*** Begin section ***

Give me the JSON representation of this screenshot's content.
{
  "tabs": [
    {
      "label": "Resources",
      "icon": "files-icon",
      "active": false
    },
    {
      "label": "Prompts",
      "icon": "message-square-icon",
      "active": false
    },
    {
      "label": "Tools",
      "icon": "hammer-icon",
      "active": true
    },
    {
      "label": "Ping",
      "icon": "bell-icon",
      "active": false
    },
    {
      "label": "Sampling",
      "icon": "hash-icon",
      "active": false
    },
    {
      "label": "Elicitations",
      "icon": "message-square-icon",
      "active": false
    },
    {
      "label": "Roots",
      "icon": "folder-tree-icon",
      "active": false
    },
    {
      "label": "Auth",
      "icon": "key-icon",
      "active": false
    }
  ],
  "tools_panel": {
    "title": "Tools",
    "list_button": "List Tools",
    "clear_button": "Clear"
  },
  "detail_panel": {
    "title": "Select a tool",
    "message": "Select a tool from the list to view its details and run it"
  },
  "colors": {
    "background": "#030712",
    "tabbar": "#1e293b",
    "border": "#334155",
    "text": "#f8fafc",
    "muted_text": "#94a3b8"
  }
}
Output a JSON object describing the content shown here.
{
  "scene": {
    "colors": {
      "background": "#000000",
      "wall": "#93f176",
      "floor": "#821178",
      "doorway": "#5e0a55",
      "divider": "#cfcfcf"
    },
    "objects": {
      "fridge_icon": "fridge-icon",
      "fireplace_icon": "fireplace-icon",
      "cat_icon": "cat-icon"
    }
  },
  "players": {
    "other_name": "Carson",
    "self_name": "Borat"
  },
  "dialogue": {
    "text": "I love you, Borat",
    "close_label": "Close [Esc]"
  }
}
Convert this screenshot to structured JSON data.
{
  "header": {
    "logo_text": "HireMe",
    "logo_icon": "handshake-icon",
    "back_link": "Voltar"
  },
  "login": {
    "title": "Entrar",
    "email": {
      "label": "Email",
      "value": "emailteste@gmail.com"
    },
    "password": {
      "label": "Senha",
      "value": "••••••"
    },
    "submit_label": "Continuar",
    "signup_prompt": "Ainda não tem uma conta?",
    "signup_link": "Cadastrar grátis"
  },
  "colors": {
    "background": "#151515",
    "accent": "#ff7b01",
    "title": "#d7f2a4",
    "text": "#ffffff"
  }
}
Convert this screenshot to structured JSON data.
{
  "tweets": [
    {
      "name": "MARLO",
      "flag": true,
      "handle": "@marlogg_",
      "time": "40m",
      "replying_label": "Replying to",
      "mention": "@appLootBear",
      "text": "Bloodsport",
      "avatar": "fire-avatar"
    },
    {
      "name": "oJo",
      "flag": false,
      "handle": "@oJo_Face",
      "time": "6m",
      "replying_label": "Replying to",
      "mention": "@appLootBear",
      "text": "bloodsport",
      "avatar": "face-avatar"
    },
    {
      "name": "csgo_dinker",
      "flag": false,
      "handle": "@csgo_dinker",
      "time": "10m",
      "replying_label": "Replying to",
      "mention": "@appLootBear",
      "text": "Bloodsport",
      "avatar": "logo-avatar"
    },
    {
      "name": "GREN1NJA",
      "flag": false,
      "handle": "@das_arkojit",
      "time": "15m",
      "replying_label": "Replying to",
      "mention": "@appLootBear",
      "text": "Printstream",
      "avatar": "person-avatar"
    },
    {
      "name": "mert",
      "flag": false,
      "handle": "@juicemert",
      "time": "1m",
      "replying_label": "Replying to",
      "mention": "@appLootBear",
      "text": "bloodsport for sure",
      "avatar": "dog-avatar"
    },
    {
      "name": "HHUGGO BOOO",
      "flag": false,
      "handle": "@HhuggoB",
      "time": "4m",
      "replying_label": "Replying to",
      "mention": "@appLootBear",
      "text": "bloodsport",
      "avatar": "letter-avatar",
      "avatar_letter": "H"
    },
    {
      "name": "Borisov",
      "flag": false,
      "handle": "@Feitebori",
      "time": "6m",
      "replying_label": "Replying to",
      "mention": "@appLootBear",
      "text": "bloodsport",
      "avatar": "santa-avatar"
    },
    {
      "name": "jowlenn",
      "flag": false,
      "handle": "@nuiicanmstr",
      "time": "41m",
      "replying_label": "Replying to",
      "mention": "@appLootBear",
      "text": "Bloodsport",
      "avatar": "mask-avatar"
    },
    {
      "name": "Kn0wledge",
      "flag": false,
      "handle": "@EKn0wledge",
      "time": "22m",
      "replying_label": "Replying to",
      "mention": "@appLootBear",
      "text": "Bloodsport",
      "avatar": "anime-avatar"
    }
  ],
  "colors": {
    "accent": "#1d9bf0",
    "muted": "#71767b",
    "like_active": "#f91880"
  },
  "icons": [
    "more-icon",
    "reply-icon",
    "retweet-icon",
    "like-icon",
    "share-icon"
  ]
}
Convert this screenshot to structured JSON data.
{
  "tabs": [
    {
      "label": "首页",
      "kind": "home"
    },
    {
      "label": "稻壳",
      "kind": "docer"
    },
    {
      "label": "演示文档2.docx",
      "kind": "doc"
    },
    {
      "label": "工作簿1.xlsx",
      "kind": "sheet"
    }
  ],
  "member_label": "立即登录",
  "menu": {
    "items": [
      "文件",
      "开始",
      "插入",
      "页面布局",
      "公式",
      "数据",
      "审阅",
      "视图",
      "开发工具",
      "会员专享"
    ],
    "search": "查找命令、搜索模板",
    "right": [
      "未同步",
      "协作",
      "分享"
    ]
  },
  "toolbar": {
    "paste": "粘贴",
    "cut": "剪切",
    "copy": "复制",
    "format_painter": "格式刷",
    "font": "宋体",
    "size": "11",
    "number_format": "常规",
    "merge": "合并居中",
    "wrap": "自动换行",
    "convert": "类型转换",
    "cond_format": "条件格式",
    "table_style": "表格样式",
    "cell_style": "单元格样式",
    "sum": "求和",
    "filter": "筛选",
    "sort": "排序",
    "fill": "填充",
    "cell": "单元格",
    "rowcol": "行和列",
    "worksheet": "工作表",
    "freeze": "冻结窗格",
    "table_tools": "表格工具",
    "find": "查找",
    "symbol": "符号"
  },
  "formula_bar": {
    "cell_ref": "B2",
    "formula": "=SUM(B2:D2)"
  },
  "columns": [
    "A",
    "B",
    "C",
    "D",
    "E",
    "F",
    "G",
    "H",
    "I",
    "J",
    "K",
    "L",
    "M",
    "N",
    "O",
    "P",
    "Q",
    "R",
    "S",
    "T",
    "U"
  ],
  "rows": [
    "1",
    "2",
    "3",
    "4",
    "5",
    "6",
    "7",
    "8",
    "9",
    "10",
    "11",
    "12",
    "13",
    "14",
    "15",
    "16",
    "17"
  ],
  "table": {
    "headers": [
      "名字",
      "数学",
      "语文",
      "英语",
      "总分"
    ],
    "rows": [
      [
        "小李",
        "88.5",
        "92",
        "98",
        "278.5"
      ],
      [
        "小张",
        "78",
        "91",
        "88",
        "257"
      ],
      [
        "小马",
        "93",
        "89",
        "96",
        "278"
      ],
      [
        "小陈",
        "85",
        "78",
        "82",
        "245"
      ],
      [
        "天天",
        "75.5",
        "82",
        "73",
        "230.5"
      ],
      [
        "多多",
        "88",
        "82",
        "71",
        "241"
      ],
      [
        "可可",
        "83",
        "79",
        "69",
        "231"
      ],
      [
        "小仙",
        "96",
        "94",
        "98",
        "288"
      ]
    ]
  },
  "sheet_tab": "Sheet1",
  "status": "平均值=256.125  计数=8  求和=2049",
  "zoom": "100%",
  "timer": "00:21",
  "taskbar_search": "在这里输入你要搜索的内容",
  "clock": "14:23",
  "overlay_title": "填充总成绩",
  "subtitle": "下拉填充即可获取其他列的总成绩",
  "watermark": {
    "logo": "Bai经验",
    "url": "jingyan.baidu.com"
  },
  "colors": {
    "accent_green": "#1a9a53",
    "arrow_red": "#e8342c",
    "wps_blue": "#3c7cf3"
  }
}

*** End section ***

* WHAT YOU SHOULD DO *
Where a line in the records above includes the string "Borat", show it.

* RESPONSE AREA *
    "self_name": "Borat"
    "text": "I love you, Borat",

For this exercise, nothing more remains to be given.